In addition, the women in both the short stories possess bothdifferences and similarities. They have been impregnated accidentlyand both want to have an abortion. In “White Elephants,” thefemale character is repeatedly referred to have a girl while manremains a man. This could possibly suggest a difference in age,immaturity or weakness. She says that she could possibly go throughwith it if things could return to normal however, the way sheconverse with her boyfriend shows that it is hard for things torevert back to normal. The woman in the “Good People” saysnothing. Instead, we imagine her through Lane’s thoughts where wenotice that there was no way out other than with lane.
In conclusion, The Hills like White Elephants and the GoodPeople both are characterized with similar theme of childbirthand abortion however, the similarity ceases from there since theydiffer greatly on other themes, for example, the theme of religionand love. It is clear that in Hemmingway’s story, the charactersexperience a strained relationship and that breaking up ininevitable. On the other hand, in the Good People, Lanerealizes that he love Sheri and that by doing so, he offers hope forthe future.
David, Wallace. "Good People." The Story and ItsWriter: An Introduction to Short Fiction. By Ann ChartersBoston, MA: Bedford/St. Martin`s, 2011. 1341-346. Print.
Hemingway, Ernest. "Hills Like White Elephants." TheStory and Its Writer: An Introduction to Short Fiction.
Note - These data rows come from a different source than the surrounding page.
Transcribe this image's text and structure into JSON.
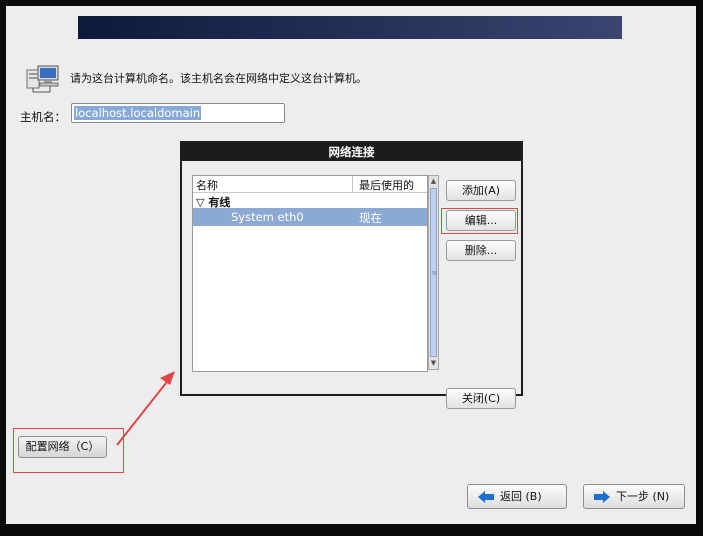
{
  "hint": {
    "text": "请为这台计算机命名。该主机名会在网络中定义这台计算机。"
  },
  "hostname": {
    "label": "主机名：",
    "value": "localhost.localdomain"
  },
  "dialog": {
    "title": "网络连接",
    "columns": {
      "name": "名称",
      "last_used": "最后使用的"
    },
    "group": {
      "label": "有线",
      "expander": "▽"
    },
    "connections": [
      {
        "name": "System eth0",
        "last_used": "现在"
      }
    ],
    "buttons": {
      "add": "添加(A)",
      "edit": "编辑...",
      "delete": "删除...",
      "close": "关闭(C)"
    }
  },
  "config_button": {
    "label": "配置网络（C）"
  },
  "nav": {
    "back": "返回 (B)",
    "next": "下一步 (N)"
  },
  "colors": {
    "highlight": "#e04646",
    "selection": "#8ca8d4",
    "banner": "#1a2448",
    "arrow": "#1a6fd0"
  },
  "icons": [
    "network-computers-icon",
    "back-arrow-icon",
    "forward-arrow-icon"
  ]
}
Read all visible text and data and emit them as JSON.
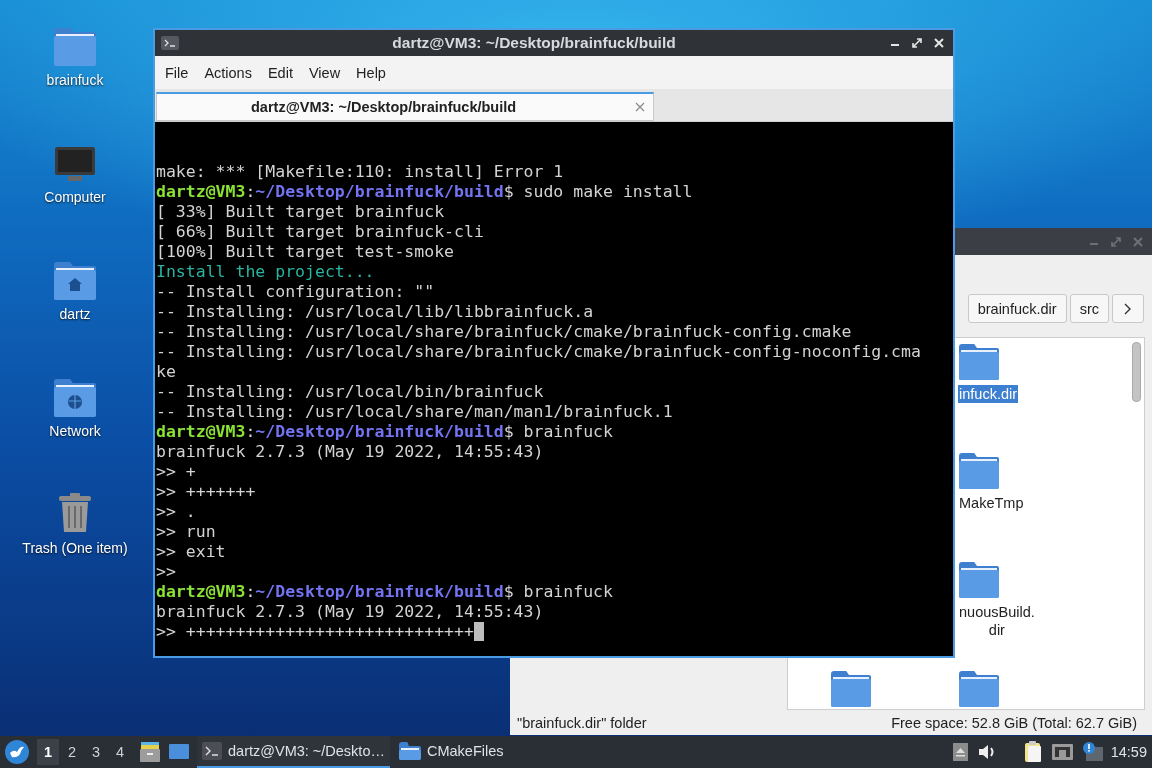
{
  "desktop_icons": [
    {
      "label": "brainfuck",
      "kind": "folder"
    },
    {
      "label": "Computer",
      "kind": "computer"
    },
    {
      "label": "dartz",
      "kind": "home"
    },
    {
      "label": "Network",
      "kind": "network"
    },
    {
      "label": "Trash (One item)",
      "kind": "trash"
    }
  ],
  "file_manager": {
    "breadcrumbs": [
      "brainfuck.dir",
      "src"
    ],
    "files": [
      {
        "label": "infuck.dir",
        "selected": true
      },
      {
        "label": "MakeTmp",
        "selected": false
      },
      {
        "label": "nuousBuild.\ndir",
        "selected": false
      },
      {
        "selected": false
      },
      {
        "selected": false
      }
    ],
    "status_bar": {
      "selection": "\"brainfuck.dir\" folder",
      "free_space": "Free space: 52.8 GiB (Total: 62.7 GiB)"
    }
  },
  "terminal": {
    "title": "dartz@VM3: ~/Desktop/brainfuck/build",
    "menu": [
      "File",
      "Actions",
      "Edit",
      "View",
      "Help"
    ],
    "tabs": [
      {
        "label": "dartz@VM3: ~/Desktop/brainfuck/build",
        "selected": true
      }
    ],
    "cursor": true,
    "lines": [
      [
        {
          "kind": "plain",
          "text": "make: *** [Makefile:110: install] Error 1"
        }
      ],
      [
        {
          "kind": "user",
          "text": "dartz@VM3"
        },
        {
          "kind": "plain",
          "text": ":"
        },
        {
          "kind": "path",
          "text": "~/Desktop/brainfuck/build"
        },
        {
          "kind": "plain",
          "text": "$ sudo make install"
        }
      ],
      [
        {
          "kind": "plain",
          "text": "[ 33%] Built target brainfuck"
        }
      ],
      [
        {
          "kind": "plain",
          "text": "[ 66%] Built target brainfuck-cli"
        }
      ],
      [
        {
          "kind": "plain",
          "text": "[100%] Built target test-smoke"
        }
      ],
      [
        {
          "kind": "info",
          "text": "Install the project..."
        }
      ],
      [
        {
          "kind": "plain",
          "text": "-- Install configuration: \"\""
        }
      ],
      [
        {
          "kind": "plain",
          "text": "-- Installing: /usr/local/lib/libbrainfuck.a"
        }
      ],
      [
        {
          "kind": "plain",
          "text": "-- Installing: /usr/local/share/brainfuck/cmake/brainfuck-config.cmake"
        }
      ],
      [
        {
          "kind": "plain",
          "text": "-- Installing: /usr/local/share/brainfuck/cmake/brainfuck-config-noconfig.cma"
        }
      ],
      [
        {
          "kind": "plain",
          "text": "ke"
        }
      ],
      [
        {
          "kind": "plain",
          "text": "-- Installing: /usr/local/bin/brainfuck"
        }
      ],
      [
        {
          "kind": "plain",
          "text": "-- Installing: /usr/local/share/man/man1/brainfuck.1"
        }
      ],
      [
        {
          "kind": "user",
          "text": "dartz@VM3"
        },
        {
          "kind": "plain",
          "text": ":"
        },
        {
          "kind": "path",
          "text": "~/Desktop/brainfuck/build"
        },
        {
          "kind": "plain",
          "text": "$ brainfuck"
        }
      ],
      [
        {
          "kind": "plain",
          "text": "brainfuck 2.7.3 (May 19 2022, 14:55:43)"
        }
      ],
      [
        {
          "kind": "plain",
          "text": ">> +"
        }
      ],
      [
        {
          "kind": "plain",
          "text": ">> +++++++"
        }
      ],
      [
        {
          "kind": "plain",
          "text": ">> ."
        }
      ],
      [
        {
          "kind": "plain",
          "text": ">> run"
        }
      ],
      [
        {
          "kind": "plain",
          "text": ">> exit"
        }
      ],
      [
        {
          "kind": "plain",
          "text": ">>"
        }
      ],
      [
        {
          "kind": "user",
          "text": "dartz@VM3"
        },
        {
          "kind": "plain",
          "text": ":"
        },
        {
          "kind": "path",
          "text": "~/Desktop/brainfuck/build"
        },
        {
          "kind": "plain",
          "text": "$ brainfuck"
        }
      ],
      [
        {
          "kind": "plain",
          "text": "brainfuck 2.7.3 (May 19 2022, 14:55:43)"
        }
      ],
      [
        {
          "kind": "plain",
          "text": ">> +++++++++++++++++++++++++++++"
        }
      ]
    ]
  },
  "taskbar": {
    "workspaces": [
      {
        "label": "1",
        "selected": true
      },
      {
        "label": "2",
        "selected": false
      },
      {
        "label": "3",
        "selected": false
      },
      {
        "label": "4",
        "selected": false
      }
    ],
    "tasks": [
      {
        "kind": "terminal",
        "label": "dartz@VM3: ~/Deskto…",
        "selected": true
      },
      {
        "kind": "folder",
        "label": "CMakeFiles",
        "selected": false
      }
    ],
    "clock": "14:59"
  }
}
By AnnCharters. Boston, MA: Bedford/St. Martin`s, 2011. 539-42. Print.